:: Material supplied ::
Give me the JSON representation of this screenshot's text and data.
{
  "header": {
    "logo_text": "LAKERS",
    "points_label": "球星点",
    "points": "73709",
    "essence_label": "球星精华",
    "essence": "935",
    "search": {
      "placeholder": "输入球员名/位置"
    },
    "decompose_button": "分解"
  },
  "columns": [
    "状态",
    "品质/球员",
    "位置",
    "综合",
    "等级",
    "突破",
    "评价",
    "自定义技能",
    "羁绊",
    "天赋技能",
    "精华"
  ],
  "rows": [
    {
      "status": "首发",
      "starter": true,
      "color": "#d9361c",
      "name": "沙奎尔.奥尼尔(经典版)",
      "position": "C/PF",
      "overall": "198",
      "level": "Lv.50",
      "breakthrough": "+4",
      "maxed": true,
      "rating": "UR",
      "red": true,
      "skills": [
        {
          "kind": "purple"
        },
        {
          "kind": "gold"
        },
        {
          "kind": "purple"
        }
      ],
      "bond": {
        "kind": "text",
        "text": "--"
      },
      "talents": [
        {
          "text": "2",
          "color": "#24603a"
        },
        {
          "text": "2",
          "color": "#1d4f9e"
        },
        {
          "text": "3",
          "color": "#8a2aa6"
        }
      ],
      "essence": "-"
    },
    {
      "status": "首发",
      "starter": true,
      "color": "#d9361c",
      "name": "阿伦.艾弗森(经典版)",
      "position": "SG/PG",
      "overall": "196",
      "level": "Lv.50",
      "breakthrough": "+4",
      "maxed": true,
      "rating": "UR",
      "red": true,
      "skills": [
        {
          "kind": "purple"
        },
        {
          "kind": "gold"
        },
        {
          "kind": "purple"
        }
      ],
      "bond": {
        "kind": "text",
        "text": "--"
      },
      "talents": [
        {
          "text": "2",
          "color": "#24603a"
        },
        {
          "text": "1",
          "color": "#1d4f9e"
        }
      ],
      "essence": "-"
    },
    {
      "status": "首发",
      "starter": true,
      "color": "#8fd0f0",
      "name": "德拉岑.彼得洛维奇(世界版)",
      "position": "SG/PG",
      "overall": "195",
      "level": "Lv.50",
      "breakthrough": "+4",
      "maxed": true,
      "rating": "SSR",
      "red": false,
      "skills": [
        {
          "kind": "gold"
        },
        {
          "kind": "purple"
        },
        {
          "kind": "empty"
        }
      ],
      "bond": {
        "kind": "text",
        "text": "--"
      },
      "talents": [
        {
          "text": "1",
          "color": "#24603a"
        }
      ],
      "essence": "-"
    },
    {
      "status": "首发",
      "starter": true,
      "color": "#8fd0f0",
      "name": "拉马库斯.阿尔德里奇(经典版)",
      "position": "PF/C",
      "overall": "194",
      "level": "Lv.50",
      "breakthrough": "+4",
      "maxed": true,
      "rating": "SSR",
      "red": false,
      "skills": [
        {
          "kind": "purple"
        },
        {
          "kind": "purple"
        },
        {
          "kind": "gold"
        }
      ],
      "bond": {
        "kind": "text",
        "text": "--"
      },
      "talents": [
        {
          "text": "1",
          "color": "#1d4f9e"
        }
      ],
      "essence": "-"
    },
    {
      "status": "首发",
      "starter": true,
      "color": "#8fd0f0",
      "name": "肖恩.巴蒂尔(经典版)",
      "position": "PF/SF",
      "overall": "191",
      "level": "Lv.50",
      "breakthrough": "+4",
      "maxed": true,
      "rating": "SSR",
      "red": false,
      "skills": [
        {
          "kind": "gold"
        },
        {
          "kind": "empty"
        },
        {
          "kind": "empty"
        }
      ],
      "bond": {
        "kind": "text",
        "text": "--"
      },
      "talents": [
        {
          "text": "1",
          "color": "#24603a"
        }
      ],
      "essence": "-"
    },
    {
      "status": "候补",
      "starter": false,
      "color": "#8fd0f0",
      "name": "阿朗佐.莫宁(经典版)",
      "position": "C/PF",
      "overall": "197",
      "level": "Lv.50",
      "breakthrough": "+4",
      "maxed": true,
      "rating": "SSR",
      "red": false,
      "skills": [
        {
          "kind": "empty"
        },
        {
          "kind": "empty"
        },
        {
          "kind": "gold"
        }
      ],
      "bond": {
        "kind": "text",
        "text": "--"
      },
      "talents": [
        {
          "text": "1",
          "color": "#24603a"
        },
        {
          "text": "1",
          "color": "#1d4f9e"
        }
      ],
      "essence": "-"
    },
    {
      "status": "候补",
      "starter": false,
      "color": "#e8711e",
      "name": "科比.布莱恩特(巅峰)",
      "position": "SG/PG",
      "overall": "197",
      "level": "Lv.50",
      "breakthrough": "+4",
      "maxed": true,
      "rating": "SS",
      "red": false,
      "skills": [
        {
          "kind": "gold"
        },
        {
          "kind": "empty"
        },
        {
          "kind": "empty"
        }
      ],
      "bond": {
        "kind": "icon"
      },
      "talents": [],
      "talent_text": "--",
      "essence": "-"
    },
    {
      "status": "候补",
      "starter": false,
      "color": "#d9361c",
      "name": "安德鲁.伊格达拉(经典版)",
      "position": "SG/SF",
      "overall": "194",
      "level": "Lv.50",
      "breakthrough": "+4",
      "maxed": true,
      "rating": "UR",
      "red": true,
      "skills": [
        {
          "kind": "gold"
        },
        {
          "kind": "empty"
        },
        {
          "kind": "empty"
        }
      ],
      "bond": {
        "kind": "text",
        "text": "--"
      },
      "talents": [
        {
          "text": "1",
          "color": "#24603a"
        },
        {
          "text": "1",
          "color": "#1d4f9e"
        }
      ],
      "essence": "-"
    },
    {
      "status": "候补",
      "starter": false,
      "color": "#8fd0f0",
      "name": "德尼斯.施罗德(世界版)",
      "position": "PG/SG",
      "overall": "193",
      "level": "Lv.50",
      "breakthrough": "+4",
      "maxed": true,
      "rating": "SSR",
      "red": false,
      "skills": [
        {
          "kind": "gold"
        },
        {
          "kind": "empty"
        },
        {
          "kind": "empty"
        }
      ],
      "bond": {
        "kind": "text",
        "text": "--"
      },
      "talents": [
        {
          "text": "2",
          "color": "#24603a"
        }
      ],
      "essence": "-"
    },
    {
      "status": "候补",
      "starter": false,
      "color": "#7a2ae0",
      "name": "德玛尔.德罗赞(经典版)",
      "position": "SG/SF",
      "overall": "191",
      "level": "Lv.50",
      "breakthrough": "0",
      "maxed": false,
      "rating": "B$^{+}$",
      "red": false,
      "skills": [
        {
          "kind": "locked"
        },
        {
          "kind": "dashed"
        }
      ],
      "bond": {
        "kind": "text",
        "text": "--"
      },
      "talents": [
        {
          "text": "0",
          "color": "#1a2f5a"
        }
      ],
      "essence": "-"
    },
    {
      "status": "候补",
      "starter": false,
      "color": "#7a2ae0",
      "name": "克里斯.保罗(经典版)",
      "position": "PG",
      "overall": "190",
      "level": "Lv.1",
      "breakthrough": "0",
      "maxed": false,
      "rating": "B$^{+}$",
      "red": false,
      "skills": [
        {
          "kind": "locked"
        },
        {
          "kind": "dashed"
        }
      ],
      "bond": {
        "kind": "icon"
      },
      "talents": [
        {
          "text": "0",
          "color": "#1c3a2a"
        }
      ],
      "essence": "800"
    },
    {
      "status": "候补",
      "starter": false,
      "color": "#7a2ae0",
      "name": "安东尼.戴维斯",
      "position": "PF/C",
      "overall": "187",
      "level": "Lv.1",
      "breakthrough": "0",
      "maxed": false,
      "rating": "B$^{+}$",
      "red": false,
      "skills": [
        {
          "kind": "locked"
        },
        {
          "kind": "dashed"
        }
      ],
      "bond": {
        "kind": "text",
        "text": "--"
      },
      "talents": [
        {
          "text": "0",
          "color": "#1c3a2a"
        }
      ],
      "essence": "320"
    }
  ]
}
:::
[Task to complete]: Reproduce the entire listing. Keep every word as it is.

[Response]:
Give me the JSON representation of this screenshot's text and data.
{
  "header": {
    "logo_text": "LAKERS",
    "points_label": "球星点",
    "points": "73709",
    "essence_label": "球星精华",
    "essence": "935",
    "search": {
      "placeholder": "输入球员名/位置"
    },
    "decompose_button": "分解"
  },
  "columns": [
    "状态",
    "品质/球员",
    "位置",
    "综合",
    "等级",
    "突破",
    "评价",
    "自定义技能",
    "羁绊",
    "天赋技能",
    "精华"
  ],
  "rows": [
    {
      "status": "首发",
      "starter": true,
      "color": "#d9361c",
      "name": "沙奎尔.奥尼尔(经典版)",
      "position": "C/PF",
      "overall": "198",
      "level": "Lv.50",
      "breakthrough": "+4",
      "maxed": true,
      "rating": "UR",
      "red": true,
      "skills": [
        {
          "kind": "purple"
        },
        {
          "kind": "gold"
        },
        {
          "kind": "purple"
        }
      ],
      "bond": {
        "kind": "text",
        "text": "--"
      },
      "talents": [
        {
          "text": "2",
          "color": "#24603a"
        },
        {
          "text": "2",
          "color": "#1d4f9e"
        },
        {
          "text": "3",
          "color": "#8a2aa6"
        }
      ],
      "essence": "-"
    },
    {
      "status": "首发",
      "starter": true,
      "color": "#d9361c",
      "name": "阿伦.艾弗森(经典版)",
      "position": "SG/PG",
      "overall": "196",
      "level": "Lv.50",
      "breakthrough": "+4",
      "maxed": true,
      "rating": "UR",
      "red": true,
      "skills": [
        {
          "kind": "purple"
        },
        {
          "kind": "gold"
        },
        {
          "kind": "purple"
        }
      ],
      "bond": {
        "kind": "text",
        "text": "--"
      },
      "talents": [
        {
          "text": "2",
          "color": "#24603a"
        },
        {
          "text": "1",
          "color": "#1d4f9e"
        }
      ],
      "essence": "-"
    },
    {
      "status": "首发",
      "starter": true,
      "color": "#8fd0f0",
      "name": "德拉岑.彼得洛维奇(世界版)",
      "position": "SG/PG",
      "overall": "195",
      "level": "Lv.50",
      "breakthrough": "+4",
      "maxed": true,
      "rating": "SSR",
      "red": false,
      "skills": [
        {
          "kind": "gold"
        },
        {
          "kind": "purple"
        },
        {
          "kind": "empty"
        }
      ],
      "bond": {
        "kind": "text",
        "text": "--"
      },
      "talents": [
        {
          "text": "1",
          "color": "#24603a"
        }
      ],
      "essence": "-"
    },
    {
      "status": "首发",
      "starter": true,
      "color": "#8fd0f0",
      "name": "拉马库斯.阿尔德里奇(经典版)",
      "position": "PF/C",
      "overall": "194",
      "level": "Lv.50",
      "breakthrough": "+4",
      "maxed": true,
      "rating": "SSR",
      "red": false,
      "skills": [
        {
          "kind": "purple"
        },
        {
          "kind": "purple"
        },
        {
          "kind": "gold"
        }
      ],
      "bond": {
        "kind": "text",
        "text": "--"
      },
      "talents": [
        {
          "text": "1",
          "color": "#1d4f9e"
        }
      ],
      "essence": "-"
    },
    {
      "status": "首发",
      "starter": true,
      "color": "#8fd0f0",
      "name": "肖恩.巴蒂尔(经典版)",
      "position": "PF/SF",
      "overall": "191",
      "level": "Lv.50",
      "breakthrough": "+4",
      "maxed": true,
      "rating": "SSR",
      "red": false,
      "skills": [
        {
          "kind": "gold"
        },
        {
          "kind": "empty"
        },
        {
          "kind": "empty"
        }
      ],
      "bond": {
        "kind": "text",
        "text": "--"
      },
      "talents": [
        {
          "text": "1",
          "color": "#24603a"
        }
      ],
      "essence": "-"
    },
    {
      "status": "候补",
      "starter": false,
      "color": "#8fd0f0",
      "name": "阿朗佐.莫宁(经典版)",
      "position": "C/PF",
      "overall": "197",
      "level": "Lv.50",
      "breakthrough": "+4",
      "maxed": true,
      "rating": "SSR",
      "red": false,
      "skills": [
        {
          "kind": "empty"
        },
        {
          "kind": "empty"
        },
        {
          "kind": "gold"
        }
      ],
      "bond": {
        "kind": "text",
        "text": "--"
      },
      "talents": [
        {
          "text": "1",
          "color": "#24603a"
        },
        {
          "text": "1",
          "color": "#1d4f9e"
        }
      ],
      "essence": "-"
    },
    {
      "status": "候补",
      "starter": false,
      "color": "#e8711e",
      "name": "科比.布莱恩特(巅峰)",
      "position": "SG/PG",
      "overall": "197",
      "level": "Lv.50",
      "breakthrough": "+4",
      "maxed": true,
      "rating": "SS",
      "red": false,
      "skills": [
        {
          "kind": "gold"
        },
        {
          "kind": "empty"
        },
        {
          "kind": "empty"
        }
      ],
      "bond": {
        "kind": "icon"
      },
      "talents": [],
      "talent_text": "--",
      "essence": "-"
    },
    {
      "status": "候补",
      "starter": false,
      "color": "#d9361c",
      "name": "安德鲁.伊格达拉(经典版)",
      "position": "SG/SF",
      "overall": "194",
      "level": "Lv.50",
      "breakthrough": "+4",
      "maxed": true,
      "rating": "UR",
      "red": true,
      "skills": [
        {
          "kind": "gold"
        },
        {
          "kind": "empty"
        },
        {
          "kind": "empty"
        }
      ],
      "bond": {
        "kind": "text",
        "text": "--"
      },
      "talents": [
        {
          "text": "1",
          "color": "#24603a"
        },
        {
          "text": "1",
          "color": "#1d4f9e"
        }
      ],
      "essence": "-"
    },
    {
      "status": "候补",
      "starter": false,
      "color": "#8fd0f0",
      "name": "德尼斯.施罗德(世界版)",
      "position": "PG/SG",
      "overall": "193",
      "level": "Lv.50",
      "breakthrough": "+4",
      "maxed": true,
      "rating": "SSR",
      "red": false,
      "skills": [
        {
          "kind": "gold"
        },
        {
          "kind": "empty"
        },
        {
          "kind": "empty"
        }
      ],
      "bond": {
        "kind": "text",
        "text": "--"
      },
      "talents": [
        {
          "text": "2",
          "color": "#24603a"
        }
      ],
      "essence": "-"
    },
    {
      "status": "候补",
      "starter": false,
      "color": "#7a2ae0",
      "name": "德玛尔.德罗赞(经典版)",
      "position": "SG/SF",
      "overall": "191",
      "level": "Lv.50",
      "breakthrough": "0",
      "maxed": false,
      "rating": "B$^{+}$",
      "red": false,
      "skills": [
        {
          "kind": "locked"
        },
        {
          "kind": "dashed"
        }
      ],
      "bond": {
        "kind": "text",
        "text": "--"
      },
      "talents": [
        {
          "text": "0",
          "color": "#1a2f5a"
        }
      ],
      "essence": "-"
    },
    {
      "status": "候补",
      "starter": false,
      "color": "#7a2ae0",
      "name": "克里斯.保罗(经典版)",
      "position": "PG",
      "overall": "190",
      "level": "Lv.1",
      "breakthrough": "0",
      "maxed": false,
      "rating": "B$^{+}$",
      "red": false,
      "skills": [
        {
          "kind": "locked"
        },
        {
          "kind": "dashed"
        }
      ],
      "bond": {
        "kind": "icon"
      },
      "talents": [
        {
          "text": "0",
          "color": "#1c3a2a"
        }
      ],
      "essence": "800"
    },
    {
      "status": "候补",
      "starter": false,
      "color": "#7a2ae0",
      "name": "安东尼.戴维斯",
      "position": "PF/C",
      "overall": "187",
      "level": "Lv.1",
      "breakthrough": "0",
      "maxed": false,
      "rating": "B$^{+}$",
      "red": false,
      "skills": [
        {
          "kind": "locked"
        },
        {
          "kind": "dashed"
        }
      ],
      "bond": {
        "kind": "text",
        "text": "--"
      },
      "talents": [
        {
          "text": "0",
          "color": "#1c3a2a"
        }
      ],
      "essence": "320"
    }
  ]
}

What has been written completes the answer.